Rainy days are the worst because, as Hotka explains, "You can't push a stroller and hold an umbrella at the same time."

Commuting to work with children is an experience that is becoming common as more employers offer child care at or near work sites and developers use the centers as marketing amenities in office and retail complexes in downtown Washington and other business districts.

The interest in child care among developers and employers is changing the typical day-care scenario that began at a neighborhood drop-off point. Many parents now commute all the way to work with children.

"People still have questions about whether they want to bring young children downtown, but more and more are deciding to bring their children with them," said Dianne Lewis, a manager of the Learning Centers, which has enrolled 70 youngsters in centers in Northwest at 1250 24th St. and 1201 New York Ave.

It is not uncommon to see hand-holding preschoolers marching along the sidewalks of Connecticut Avenue or a half-dozen toddlers in an oversized baby buggy being pushed down K Street.

"We like the idea of being able to see Caitlyn during the day," said Diane Thomas, a trade association vice president, who commutes by car from the Palisades section of Northwest to her office at 15th and K streets with her 14-month-old daughter, enrolled at Kid's First nearby.

Other parents said having their children nearby gives them a sense of security and the chance for midday visits, breastfeeding, lunches together or trips to the pediatrician.

Lawyer Karen Landon's office at the National Labor Relations Board is five blocks away from Kid's First. Landon said she visits with her 7-month-old daughter, Jana, at the center once or twice a week. In warm weather, Landon and Jana leave their home in Brightwood to catch a bus that drops them off at the Takoma Metro station, where the two ride downtown together.

"Sometimes my husband and I will meet for lunch and we'll go over and spring her and take her to the park," Landon said.

There are drawbacks. Though colorfully decorated, many centers in business districts lease the less-expensive underground or basement levels that have no natural light. Outdoor play is limited, and having their small children moving around in heavy downtown traffic causes some parents concern.

Hotka said she is concerned about the pollution from traffic and the harsh weather her daughter is exposed to during their commuting trip. She said she enrolled Katie in the newly opened Kid's First because she could find no one in her community to care for the child.

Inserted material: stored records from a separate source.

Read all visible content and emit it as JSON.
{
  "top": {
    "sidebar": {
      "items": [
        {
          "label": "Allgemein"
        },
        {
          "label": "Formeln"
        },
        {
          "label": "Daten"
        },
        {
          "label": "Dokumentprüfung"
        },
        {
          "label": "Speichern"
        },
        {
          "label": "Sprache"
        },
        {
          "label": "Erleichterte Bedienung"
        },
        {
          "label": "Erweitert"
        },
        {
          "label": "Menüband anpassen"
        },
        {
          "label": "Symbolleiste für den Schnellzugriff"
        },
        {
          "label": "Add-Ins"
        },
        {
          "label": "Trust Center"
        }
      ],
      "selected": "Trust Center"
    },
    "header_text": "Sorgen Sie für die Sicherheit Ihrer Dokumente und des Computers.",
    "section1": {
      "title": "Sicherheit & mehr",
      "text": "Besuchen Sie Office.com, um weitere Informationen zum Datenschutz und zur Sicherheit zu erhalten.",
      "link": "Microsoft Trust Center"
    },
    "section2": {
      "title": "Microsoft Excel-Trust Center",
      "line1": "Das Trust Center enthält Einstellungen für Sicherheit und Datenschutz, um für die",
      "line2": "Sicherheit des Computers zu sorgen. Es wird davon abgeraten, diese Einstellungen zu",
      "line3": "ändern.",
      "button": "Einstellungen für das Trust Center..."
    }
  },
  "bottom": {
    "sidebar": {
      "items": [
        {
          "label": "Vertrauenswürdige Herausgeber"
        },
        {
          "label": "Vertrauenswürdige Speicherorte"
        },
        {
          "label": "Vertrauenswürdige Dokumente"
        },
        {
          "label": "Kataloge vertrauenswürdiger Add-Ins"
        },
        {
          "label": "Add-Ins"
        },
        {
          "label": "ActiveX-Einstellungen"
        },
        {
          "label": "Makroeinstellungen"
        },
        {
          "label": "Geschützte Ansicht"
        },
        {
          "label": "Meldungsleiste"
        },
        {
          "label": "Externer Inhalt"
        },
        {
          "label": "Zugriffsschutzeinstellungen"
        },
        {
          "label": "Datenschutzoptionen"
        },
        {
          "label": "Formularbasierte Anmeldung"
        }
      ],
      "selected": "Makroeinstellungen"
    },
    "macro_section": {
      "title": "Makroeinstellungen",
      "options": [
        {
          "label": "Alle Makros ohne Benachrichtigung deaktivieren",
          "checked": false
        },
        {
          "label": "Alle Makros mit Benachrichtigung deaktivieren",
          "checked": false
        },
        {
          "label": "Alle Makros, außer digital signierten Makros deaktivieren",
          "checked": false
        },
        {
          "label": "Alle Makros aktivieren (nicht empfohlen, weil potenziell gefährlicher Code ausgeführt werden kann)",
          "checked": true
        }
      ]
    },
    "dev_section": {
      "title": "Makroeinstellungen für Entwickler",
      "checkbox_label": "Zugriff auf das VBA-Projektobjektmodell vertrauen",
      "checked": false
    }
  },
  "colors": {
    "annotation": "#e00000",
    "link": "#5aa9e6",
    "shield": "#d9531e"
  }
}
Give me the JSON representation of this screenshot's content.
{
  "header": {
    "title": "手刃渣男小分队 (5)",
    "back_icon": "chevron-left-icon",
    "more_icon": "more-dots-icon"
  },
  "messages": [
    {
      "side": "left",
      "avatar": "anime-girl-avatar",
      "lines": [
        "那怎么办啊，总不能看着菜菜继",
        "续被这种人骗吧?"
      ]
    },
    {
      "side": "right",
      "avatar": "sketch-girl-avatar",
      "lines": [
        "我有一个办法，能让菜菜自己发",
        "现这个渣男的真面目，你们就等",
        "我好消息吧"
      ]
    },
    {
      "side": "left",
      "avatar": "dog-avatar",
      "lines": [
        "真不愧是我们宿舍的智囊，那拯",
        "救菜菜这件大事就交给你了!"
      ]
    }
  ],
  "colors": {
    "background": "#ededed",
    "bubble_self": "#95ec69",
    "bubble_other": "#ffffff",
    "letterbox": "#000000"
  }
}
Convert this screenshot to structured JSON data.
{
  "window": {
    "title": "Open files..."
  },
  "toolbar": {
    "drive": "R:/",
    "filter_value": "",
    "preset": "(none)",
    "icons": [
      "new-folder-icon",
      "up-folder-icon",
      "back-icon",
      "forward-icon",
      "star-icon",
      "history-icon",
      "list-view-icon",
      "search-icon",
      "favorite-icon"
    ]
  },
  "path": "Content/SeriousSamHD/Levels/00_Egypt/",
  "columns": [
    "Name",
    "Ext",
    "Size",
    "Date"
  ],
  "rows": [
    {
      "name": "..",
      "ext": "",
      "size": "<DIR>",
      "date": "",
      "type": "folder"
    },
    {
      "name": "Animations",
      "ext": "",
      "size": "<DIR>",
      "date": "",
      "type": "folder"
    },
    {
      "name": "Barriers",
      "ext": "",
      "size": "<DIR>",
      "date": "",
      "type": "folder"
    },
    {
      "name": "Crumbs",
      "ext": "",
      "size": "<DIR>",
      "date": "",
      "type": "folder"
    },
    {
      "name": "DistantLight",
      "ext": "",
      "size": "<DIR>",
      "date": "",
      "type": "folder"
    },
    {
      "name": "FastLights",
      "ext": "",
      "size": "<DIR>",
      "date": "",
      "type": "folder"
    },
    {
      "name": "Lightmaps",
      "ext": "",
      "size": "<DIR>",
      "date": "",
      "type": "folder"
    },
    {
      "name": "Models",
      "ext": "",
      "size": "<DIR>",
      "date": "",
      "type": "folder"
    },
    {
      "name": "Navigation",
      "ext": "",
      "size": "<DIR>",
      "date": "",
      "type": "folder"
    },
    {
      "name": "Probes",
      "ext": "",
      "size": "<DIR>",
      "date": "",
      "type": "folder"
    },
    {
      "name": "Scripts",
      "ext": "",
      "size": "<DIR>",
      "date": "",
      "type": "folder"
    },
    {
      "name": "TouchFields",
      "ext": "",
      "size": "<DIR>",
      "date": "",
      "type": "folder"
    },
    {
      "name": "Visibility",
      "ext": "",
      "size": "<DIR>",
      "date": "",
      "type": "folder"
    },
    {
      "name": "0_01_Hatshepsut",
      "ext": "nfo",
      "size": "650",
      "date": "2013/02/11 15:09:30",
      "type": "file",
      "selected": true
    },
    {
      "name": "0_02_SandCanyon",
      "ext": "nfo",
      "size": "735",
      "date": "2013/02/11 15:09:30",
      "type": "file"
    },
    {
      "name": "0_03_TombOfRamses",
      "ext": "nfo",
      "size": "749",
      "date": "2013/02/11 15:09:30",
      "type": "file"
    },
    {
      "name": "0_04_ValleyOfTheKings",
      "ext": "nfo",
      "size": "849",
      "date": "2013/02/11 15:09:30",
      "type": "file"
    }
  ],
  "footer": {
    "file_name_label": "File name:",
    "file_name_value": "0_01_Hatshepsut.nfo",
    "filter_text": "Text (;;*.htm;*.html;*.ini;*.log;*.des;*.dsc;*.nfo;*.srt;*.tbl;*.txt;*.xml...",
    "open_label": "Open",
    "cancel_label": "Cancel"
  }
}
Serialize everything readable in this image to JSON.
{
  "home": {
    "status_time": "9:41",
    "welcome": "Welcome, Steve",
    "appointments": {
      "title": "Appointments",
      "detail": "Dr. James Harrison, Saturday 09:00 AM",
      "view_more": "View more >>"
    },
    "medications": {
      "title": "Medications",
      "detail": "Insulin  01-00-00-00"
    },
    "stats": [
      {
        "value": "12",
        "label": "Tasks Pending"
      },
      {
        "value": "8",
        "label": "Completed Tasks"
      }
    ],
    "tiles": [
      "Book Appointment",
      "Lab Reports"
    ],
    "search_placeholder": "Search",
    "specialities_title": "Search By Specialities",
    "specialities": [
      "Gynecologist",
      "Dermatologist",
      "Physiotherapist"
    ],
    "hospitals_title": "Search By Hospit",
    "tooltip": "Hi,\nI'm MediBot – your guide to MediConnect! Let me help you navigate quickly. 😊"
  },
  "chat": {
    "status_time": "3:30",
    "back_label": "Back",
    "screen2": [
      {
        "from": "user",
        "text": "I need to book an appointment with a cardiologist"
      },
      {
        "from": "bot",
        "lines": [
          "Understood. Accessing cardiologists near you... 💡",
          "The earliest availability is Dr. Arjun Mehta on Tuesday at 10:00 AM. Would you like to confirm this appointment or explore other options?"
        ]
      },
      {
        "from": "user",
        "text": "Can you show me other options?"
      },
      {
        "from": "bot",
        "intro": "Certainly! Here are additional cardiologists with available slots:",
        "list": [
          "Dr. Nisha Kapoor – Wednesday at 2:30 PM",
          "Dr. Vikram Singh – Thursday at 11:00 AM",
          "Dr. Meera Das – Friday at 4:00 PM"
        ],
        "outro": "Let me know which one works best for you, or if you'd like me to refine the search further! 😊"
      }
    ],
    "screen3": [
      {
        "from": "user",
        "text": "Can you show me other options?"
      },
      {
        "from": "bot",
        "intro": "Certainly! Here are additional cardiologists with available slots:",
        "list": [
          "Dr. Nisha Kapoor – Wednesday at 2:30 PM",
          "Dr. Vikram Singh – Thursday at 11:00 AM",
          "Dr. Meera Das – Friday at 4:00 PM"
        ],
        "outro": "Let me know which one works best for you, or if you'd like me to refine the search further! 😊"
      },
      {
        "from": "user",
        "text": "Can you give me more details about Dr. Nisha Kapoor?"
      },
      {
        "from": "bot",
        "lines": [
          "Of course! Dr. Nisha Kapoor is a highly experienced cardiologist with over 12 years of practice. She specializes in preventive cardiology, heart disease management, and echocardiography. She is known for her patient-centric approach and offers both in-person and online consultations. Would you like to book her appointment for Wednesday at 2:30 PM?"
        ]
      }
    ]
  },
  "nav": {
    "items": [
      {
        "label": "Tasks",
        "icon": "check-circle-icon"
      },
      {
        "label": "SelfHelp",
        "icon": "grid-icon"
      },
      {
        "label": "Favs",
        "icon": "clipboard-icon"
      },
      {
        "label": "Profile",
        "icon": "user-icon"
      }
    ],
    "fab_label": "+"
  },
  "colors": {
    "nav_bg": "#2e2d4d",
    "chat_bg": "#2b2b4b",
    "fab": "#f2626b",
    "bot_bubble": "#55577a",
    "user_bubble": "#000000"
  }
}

"There was no lady down the street. I could find nothing," Hotka said. "There are so many people downtown who have little kids and don't know what to do with them."

Family commuting has its problems. Both Landon and Hotka are concerned about taking their babies on public transportation in cold weather. And Hotka notes that when she picks Katie up after work, she must take time before they leave for home to make sure the baby is fed and comfortable.

"You don't want them screaming on the subway," Hotka said.